Page and application data records:

=======

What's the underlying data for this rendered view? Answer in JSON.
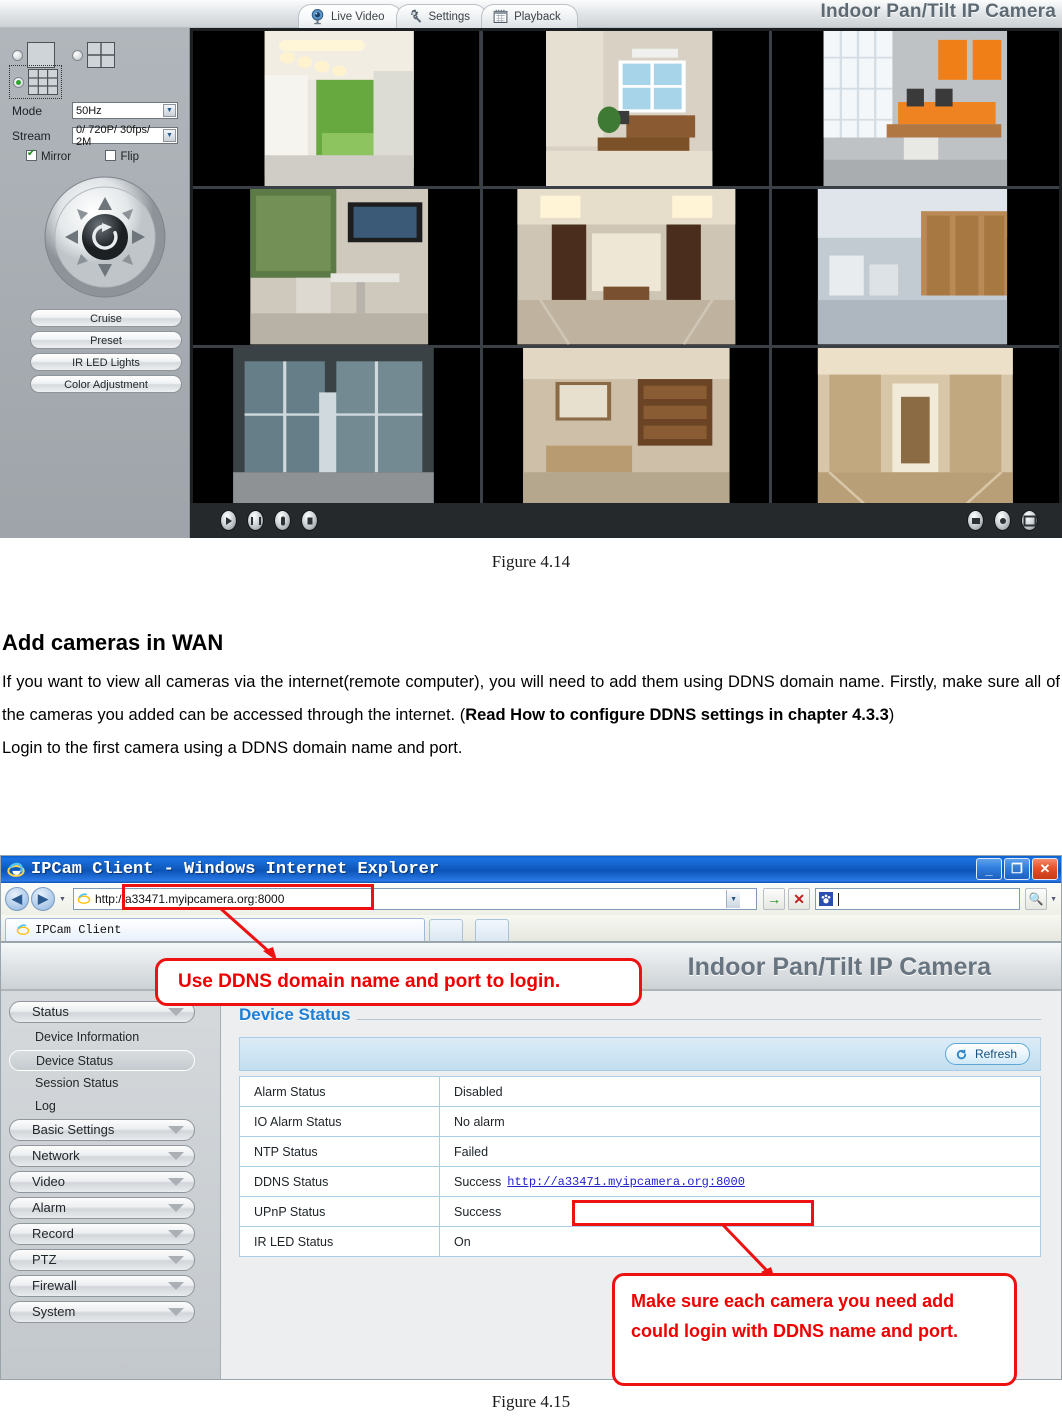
{
  "figure_414": {
    "app_title": "Indoor Pan/Tilt IP Camera",
    "tabs": [
      {
        "label": "Live Video",
        "icon": "camera-icon",
        "active": true
      },
      {
        "label": "Settings",
        "icon": "gear-wrench-icon",
        "active": false
      },
      {
        "label": "Playback",
        "icon": "calendar-icon",
        "active": false
      }
    ],
    "controls": {
      "mode_label": "Mode",
      "mode_value": "50Hz",
      "stream_label": "Stream",
      "stream_value": "0/ 720P/ 30fps/ 2M",
      "mirror_label": "Mirror",
      "mirror_checked": true,
      "flip_label": "Flip",
      "flip_checked": false,
      "layout_selected": "grid-9"
    },
    "ptz_buttons": [
      "Cruise",
      "Preset",
      "IR LED Lights",
      "Color Adjustment"
    ],
    "video_toolbar_left": [
      "play-icon",
      "pause-icon",
      "microphone-icon",
      "speaker-icon"
    ],
    "video_toolbar_right": [
      "snapshot-icon",
      "record-icon",
      "fullscreen-icon"
    ],
    "grid_cells": 9,
    "caption": "Figure 4.14"
  },
  "document": {
    "heading": "Add cameras in WAN",
    "paragraph_1_part1": "If you want to view all cameras via the internet(remote computer), you will need to add them using DDNS domain name. Firstly, make sure all of the cameras you added can be accessed through the internet. (",
    "paragraph_1_bold": "Read How to configure DDNS settings in chapter 4.3.3",
    "paragraph_1_part2": ")",
    "paragraph_2": "Login to the first camera using a DDNS domain name and port."
  },
  "figure_415": {
    "window_title": "IPCam Client - Windows Internet Explorer",
    "window_buttons": [
      "minimize-button",
      "maximize-button",
      "close-button"
    ],
    "address_value": "http://a33471.myipcamera.org:8000",
    "nav_back": "back-button",
    "nav_forward": "forward-button",
    "go_button": "go-arrow-icon",
    "stop_button": "stop-x-icon",
    "search_placeholder": "",
    "search_icon": "magnifier-icon",
    "tab_label": "IPCam Client",
    "banner_title": "Indoor Pan/Tilt IP Camera",
    "sidebar": [
      {
        "label": "Status",
        "type": "main",
        "expanded": true
      },
      {
        "label": "Device Information",
        "type": "sub",
        "active": false
      },
      {
        "label": "Device Status",
        "type": "sub",
        "active": true
      },
      {
        "label": "Session Status",
        "type": "sub",
        "active": false
      },
      {
        "label": "Log",
        "type": "sub",
        "active": false
      },
      {
        "label": "Basic Settings",
        "type": "main",
        "expanded": false
      },
      {
        "label": "Network",
        "type": "main",
        "expanded": false
      },
      {
        "label": "Video",
        "type": "main",
        "expanded": false
      },
      {
        "label": "Alarm",
        "type": "main",
        "expanded": false
      },
      {
        "label": "Record",
        "type": "main",
        "expanded": false
      },
      {
        "label": "PTZ",
        "type": "main",
        "expanded": false
      },
      {
        "label": "Firewall",
        "type": "main",
        "expanded": false
      },
      {
        "label": "System",
        "type": "main",
        "expanded": false
      }
    ],
    "panel_title": "Device Status",
    "refresh_label": "Refresh",
    "status_rows": [
      {
        "key": "Alarm Status",
        "value": "Disabled"
      },
      {
        "key": "IO Alarm Status",
        "value": "No alarm"
      },
      {
        "key": "NTP Status",
        "value": "Failed"
      },
      {
        "key": "DDNS Status",
        "value": "Success",
        "link": "http://a33471.myipcamera.org:8000"
      },
      {
        "key": "UPnP Status",
        "value": "Success"
      },
      {
        "key": "IR LED Status",
        "value": "On"
      }
    ],
    "callout_1": "Use DDNS domain name and port to login.",
    "callout_2": "Make sure each camera you need add could login with DDNS name and port.",
    "caption": "Figure 4.15"
  },
  "colors": {
    "annotation_red": "#ee0000",
    "panel_blue": "#1f7fd4",
    "link_blue": "#2222cc",
    "title_bar_blue": "#0d55b8"
  }
}
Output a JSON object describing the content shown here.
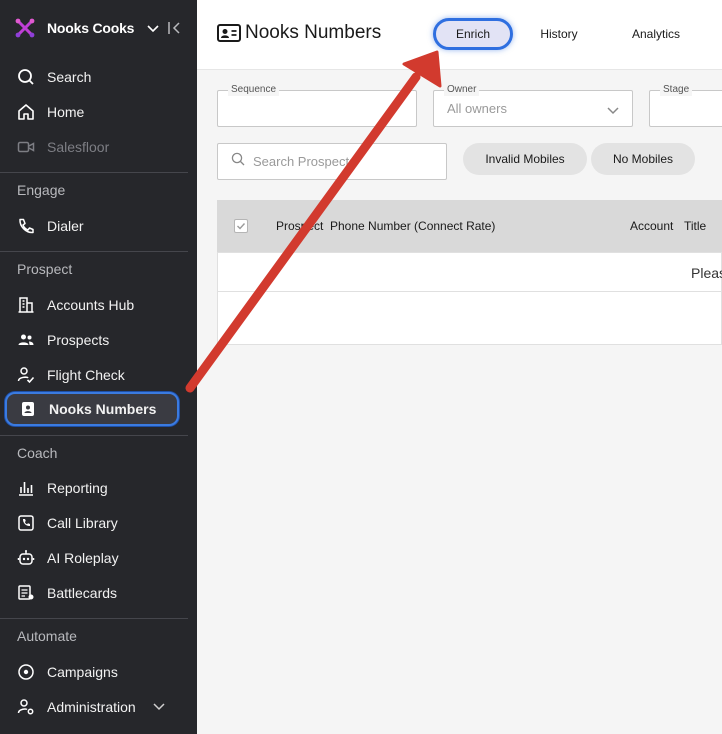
{
  "sidebar": {
    "brand": "Nooks Cooks",
    "items": {
      "search": "Search",
      "home": "Home",
      "salesfloor": "Salesfloor",
      "dialer": "Dialer",
      "accounts_hub": "Accounts Hub",
      "prospects": "Prospects",
      "flight_check": "Flight Check",
      "nooks_numbers": "Nooks Numbers",
      "reporting": "Reporting",
      "call_library": "Call Library",
      "ai_roleplay": "AI Roleplay",
      "battlecards": "Battlecards",
      "campaigns": "Campaigns",
      "administration": "Administration"
    },
    "sections": {
      "engage": "Engage",
      "prospect": "Prospect",
      "coach": "Coach",
      "automate": "Automate"
    }
  },
  "header": {
    "title": "Nooks Numbers",
    "tabs": {
      "enrich": "Enrich",
      "history": "History",
      "analytics": "Analytics"
    }
  },
  "filters": {
    "sequence": {
      "label": "Sequence",
      "value": ""
    },
    "owner": {
      "label": "Owner",
      "value": "All owners"
    },
    "stage": {
      "label": "Stage",
      "value": ""
    }
  },
  "search": {
    "placeholder": "Search Prospects"
  },
  "chips": {
    "invalid_mobiles": "Invalid Mobiles",
    "no_mobiles": "No Mobiles"
  },
  "table": {
    "columns": {
      "prospect": "Prospect",
      "phone": "Phone Number (Connect Rate)",
      "account": "Account",
      "title": "Title"
    },
    "empty_message": "Please"
  },
  "colors": {
    "sidebar_bg": "#26272b",
    "accent": "#2f6fe0",
    "arrow": "#d23a2e"
  }
}
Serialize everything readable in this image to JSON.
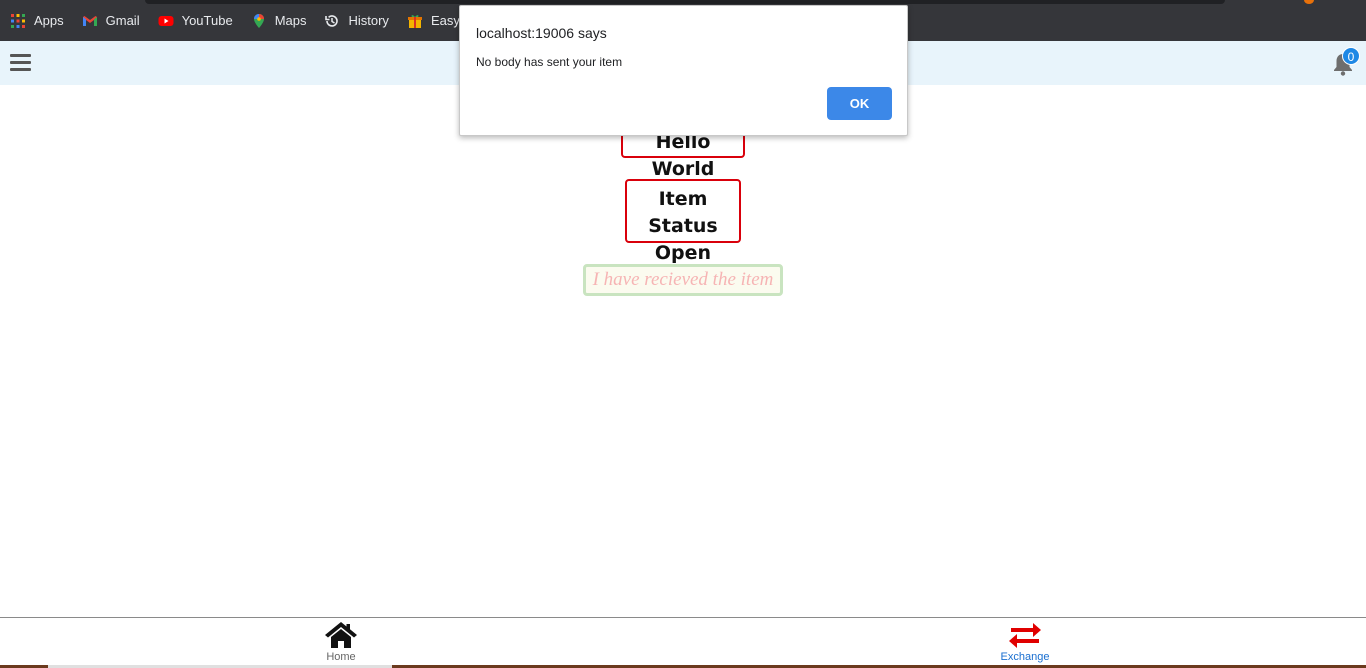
{
  "bookmarks": [
    {
      "label": "Apps",
      "icon": "apps-grid-icon"
    },
    {
      "label": "Gmail",
      "icon": "gmail-icon"
    },
    {
      "label": "YouTube",
      "icon": "youtube-icon"
    },
    {
      "label": "Maps",
      "icon": "maps-pin-icon"
    },
    {
      "label": "History",
      "icon": "history-icon"
    },
    {
      "label": "EasyRewa",
      "icon": "gift-icon"
    }
  ],
  "header": {
    "notification_count": "0"
  },
  "main": {
    "hello_text": "Hello World",
    "status_label": "Item Status",
    "status_value": "Open",
    "received_button_label": "I have recieved the item"
  },
  "alert": {
    "title": "localhost:19006 says",
    "message": "No body has sent your item",
    "ok_label": "OK"
  },
  "bottom_nav": {
    "home_label": "Home",
    "exchange_label": "Exchange"
  },
  "colors": {
    "box_border": "#d9000b",
    "header_bg": "#e8f4fb",
    "active_nav": "#1a6fd0",
    "exchange_icon": "#e00000",
    "ok_button": "#3c88e8"
  }
}
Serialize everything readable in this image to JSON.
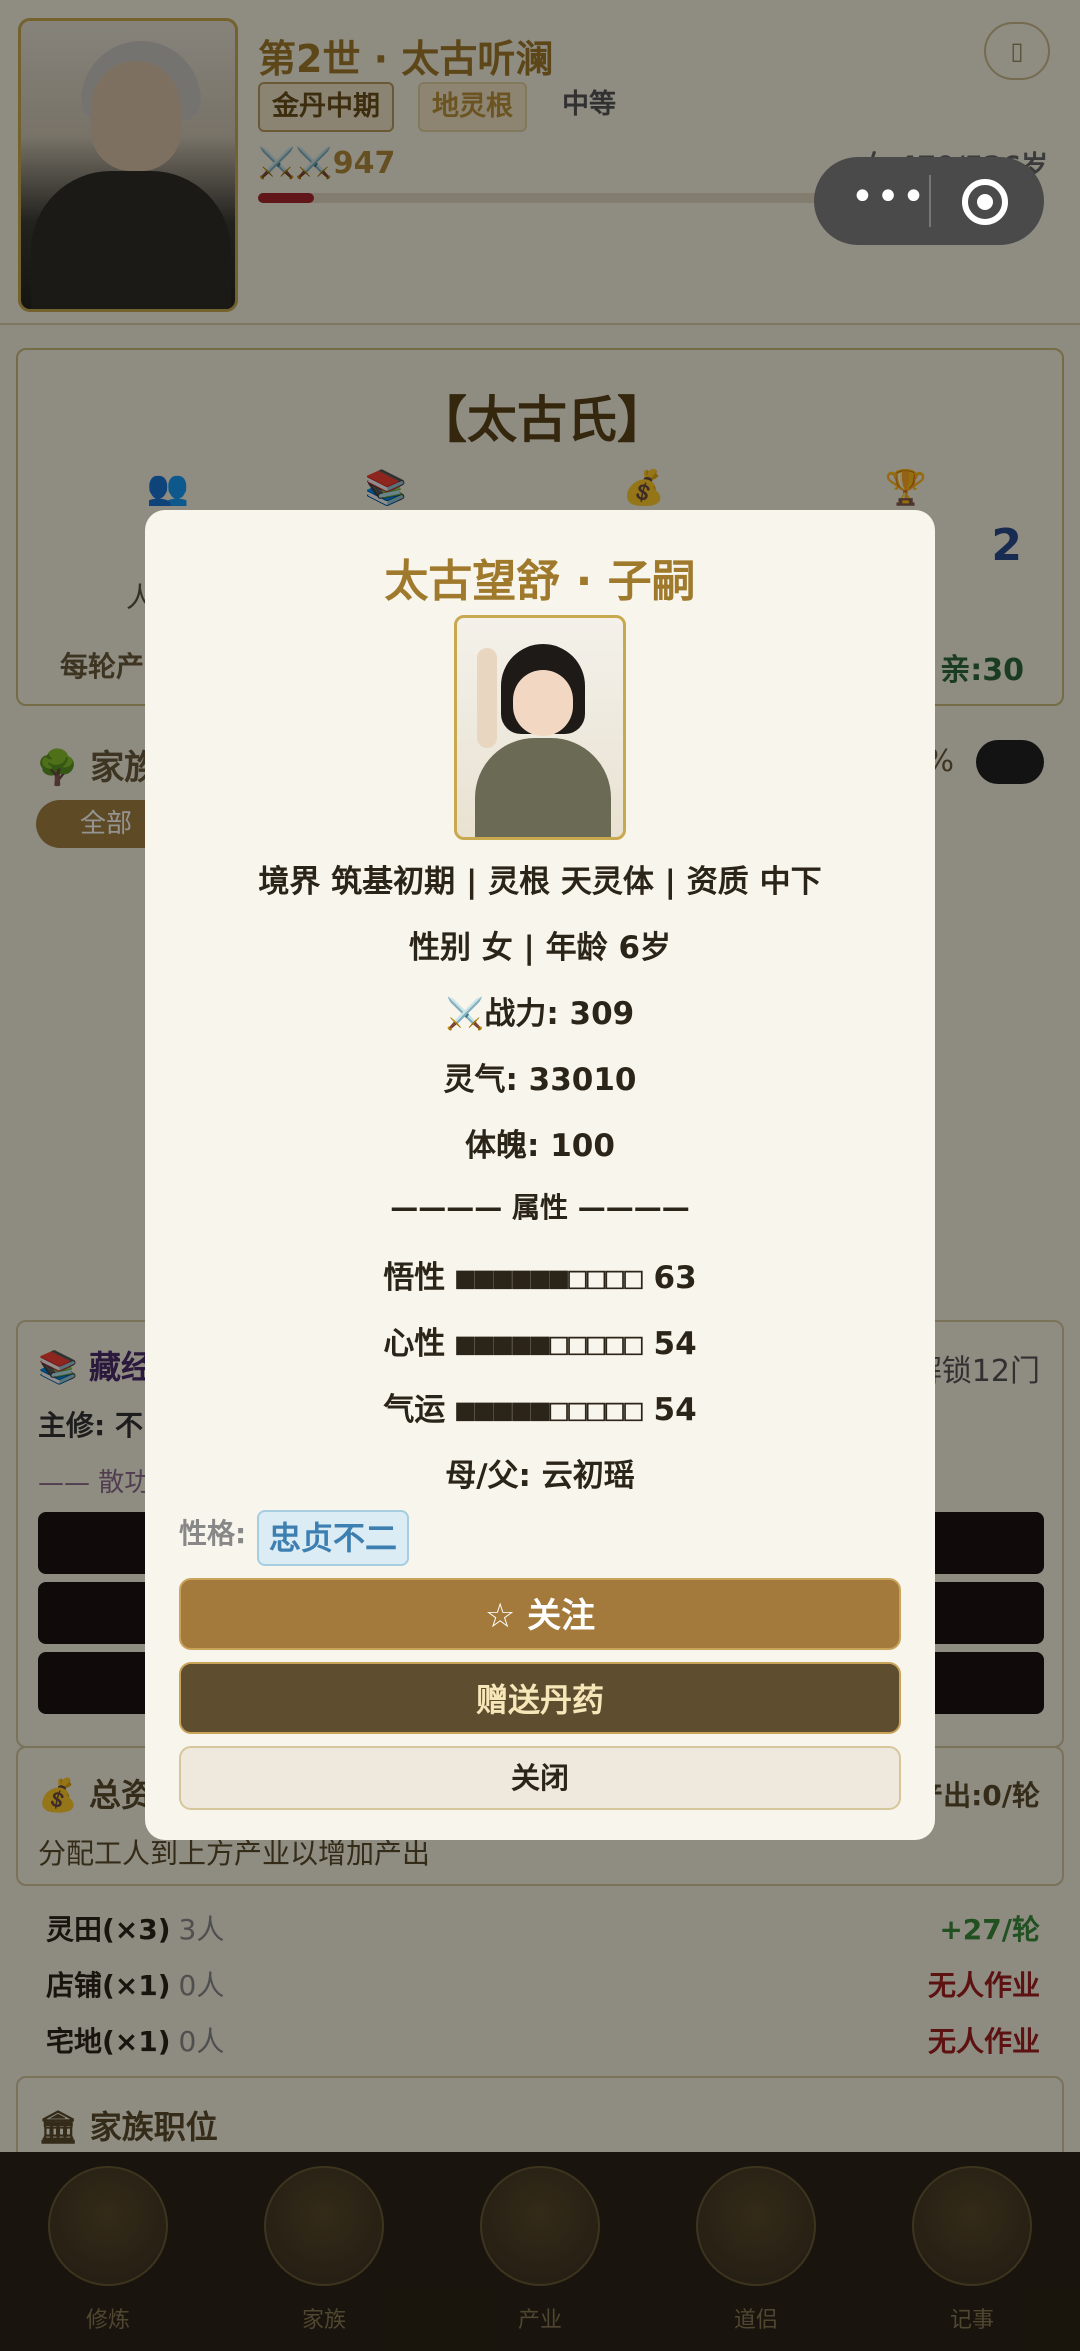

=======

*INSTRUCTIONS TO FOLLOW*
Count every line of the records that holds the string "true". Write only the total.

*RESPONSE*
4